→ TASK
Report each line below that carries the word "icon".

→ EXCERPTED RECORDS
• • •
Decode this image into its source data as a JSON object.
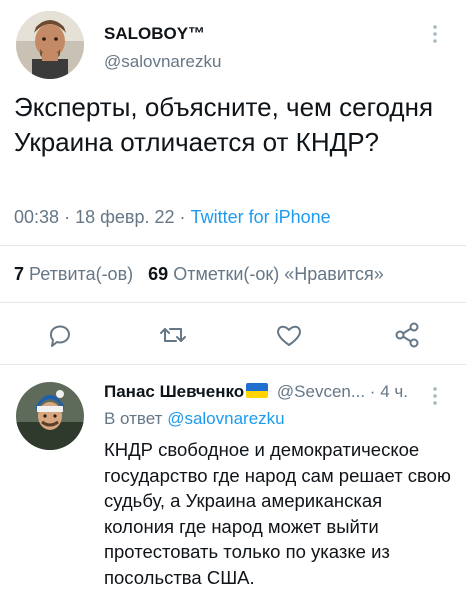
{
  "tweet": {
    "display_name": "SALOBOY™",
    "handle": "@salovnarezku",
    "text": "Эксперты, объясните, чем сегодня Украина отличается от КНДР?",
    "time": "00:38",
    "date": "18 февр. 22",
    "source": "Twitter for iPhone",
    "sep": "·"
  },
  "stats": {
    "retweets_count": "7",
    "retweets_label": "Ретвита(-ов)",
    "likes_count": "69",
    "likes_label": "Отметки(-ок) «Нравится»"
  },
  "actions": {
    "reply_icon": "reply-icon",
    "retweet_icon": "retweet-icon",
    "like_icon": "heart-icon",
    "share_icon": "share-icon"
  },
  "reply": {
    "display_name": "Панас Шевченко",
    "flag": "ukraine-flag",
    "handle": "@Sevcen...",
    "sep": "·",
    "time": "4 ч.",
    "in_reply_prefix": "В ответ",
    "in_reply_mention": "@salovnarezku",
    "text": "КНДР свободное и демократическое государство где народ сам решает свою судьбу, а Украина американская колония где народ может выйти протестовать только по указке из посольства США."
  },
  "colors": {
    "link": "#1d9bf0",
    "secondary": "#657786",
    "primary_text": "#0f1419",
    "divider": "#e1e8ed"
  }
}
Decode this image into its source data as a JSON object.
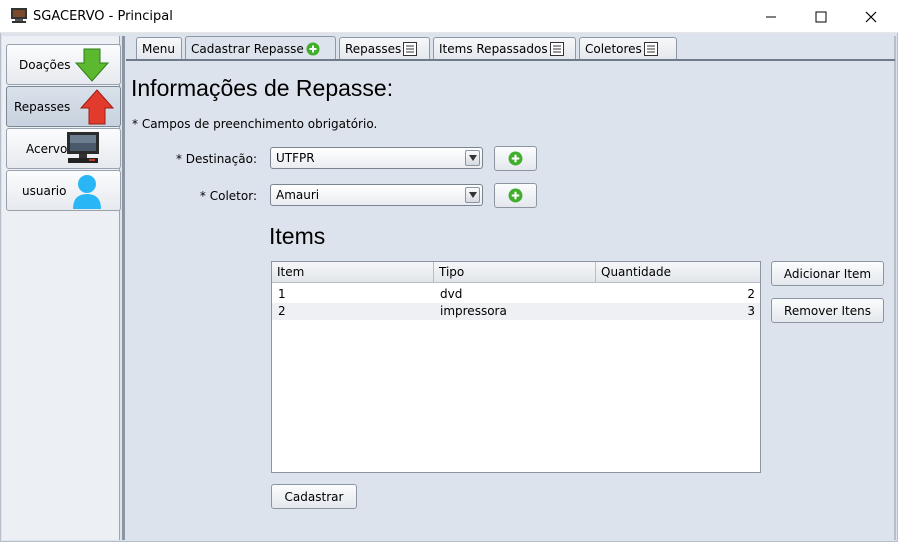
{
  "window": {
    "title": "SGACERVO - Principal"
  },
  "sidebar": {
    "items": [
      {
        "label": "Doações",
        "icon": "green-down-arrow-icon"
      },
      {
        "label": "Repasses",
        "icon": "red-up-arrow-icon",
        "active": true
      },
      {
        "label": "Acervo",
        "icon": "computer-icon"
      },
      {
        "label": "usuario",
        "icon": "user-icon"
      }
    ]
  },
  "tabs": [
    {
      "label": "Menu"
    },
    {
      "label": "Cadastrar Repasse",
      "icon": "plus-icon",
      "active": true
    },
    {
      "label": "Repasses",
      "icon": "list-icon"
    },
    {
      "label": "Items Repassados",
      "icon": "list-icon"
    },
    {
      "label": "Coletores",
      "icon": "list-icon"
    }
  ],
  "form": {
    "heading": "Informações de Repasse:",
    "required_note": "* Campos de preenchimento obrigatório.",
    "destinacao": {
      "label": "* Destinação:",
      "value": "UTFPR"
    },
    "coletor": {
      "label": "* Coletor:",
      "value": "Amauri"
    }
  },
  "items": {
    "title": "Items",
    "columns": [
      "Item",
      "Tipo",
      "Quantidade"
    ],
    "rows": [
      {
        "item": "1",
        "tipo": "dvd",
        "quantidade": "2"
      },
      {
        "item": "2",
        "tipo": "impressora",
        "quantidade": "3"
      }
    ],
    "add_label": "Adicionar Item",
    "remove_label": "Remover Itens"
  },
  "submit_label": "Cadastrar",
  "colors": {
    "accent_green": "#4caf50",
    "accent_red": "#e53935",
    "user_blue": "#29b6f6",
    "panel_bg": "#dde3ec"
  }
}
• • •
→ ANSWER TO THIS PROBLEM
    "reply_icon": "reply-icon",
    "retweet_icon": "retweet-icon",
    "like_icon": "heart-icon",
    "share_icon": "share-icon"
        "icon": "green-down-arrow-icon"
        "icon": "red-up-arrow-icon",
        "icon": "computer-icon"
        "icon": "user-icon"
      "icon": "plus-icon",
      "icon": "list-icon"
      "icon": "list-icon"
      "icon": "list-icon"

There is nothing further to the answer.